In recent years, there is not only an increase in Hong Kong, local Chinese clothing brands and international brands, but also an increase in foreign brands. These brands may be medium-sized chains that are well established in their home countries but not outside of them. Example Singapore chains like Samuel and Kevin. Also, there are brands that are created due to the popularity of other brands. For example, the clothing brand, Fish, in China has spawned other similar brands like 3 Fishes, Fishes, etc.
Expansion to second-tier cities

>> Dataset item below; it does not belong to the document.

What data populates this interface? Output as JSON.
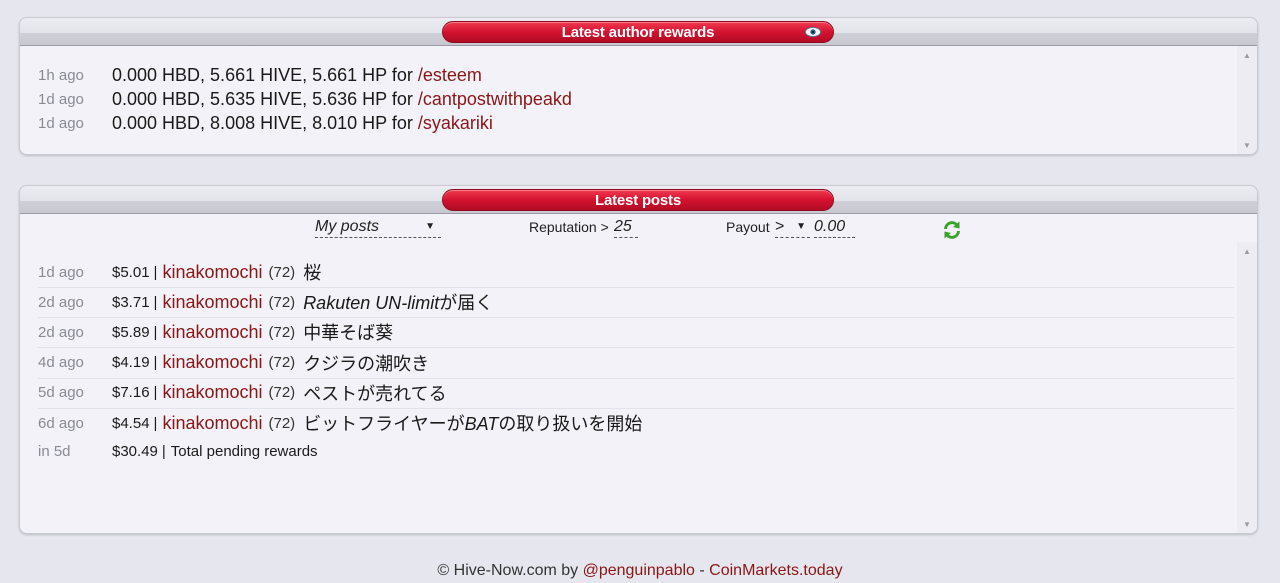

The retail market is starting to reach maturity in Tier 1 cities like Shanghai. Therefore, the need to precisely target specific consumer groups is much more important in these areas. As a result, retailers are expanding more and more to second and third tier cities like Chengdu, Nanping, Tianjin. Major brands like Jean West have now also gone to secondary and third-tier cities. The attractiveness of these secondary regions is enhanced by migration from the countryside to regional cities, increasing the size of the second- and third-tier urban retail market. This will be developed in subsequent reports.
Consumer attitudes towards brands
Consumers are very brand conscious and the fact that one can afford these products is considered a status symbol. Therefore, luxury brands such as LV, Christian Dior, are often sought after when buying clothes and cosmetics. For many segments, particularly younger consumers, well-known foreign brands are still considered superior and seen as a status symbol. Brands made in the US and Europe are valued higher than those from Australia or other Asian countries like Singapore or Taiwan. Due to high prices, there are also many high-end counterfeit clothing and shoe brands in China.
Attitudes towards national brands have changed as state-owned companies have been privatized and produce better quality products. Brands like Borne, Li Ning, Hong guo are very popular locally. Hong Kong brands such as Giordano are also popular, although market share has declined recently. Pride in the nation’s achievements has resulted in many consumers preferring local brands, all things being equal. These will be elaborated in more detail in subsequent reports.
Consumer attitudes towards price
Although Chinese consumers are price sensitive, a recent survey shows that consumers are increasingly concerned about product quality and customer service, particularly regarding clothing. Consequently, these elements should be emphasized in advertising and promotional material.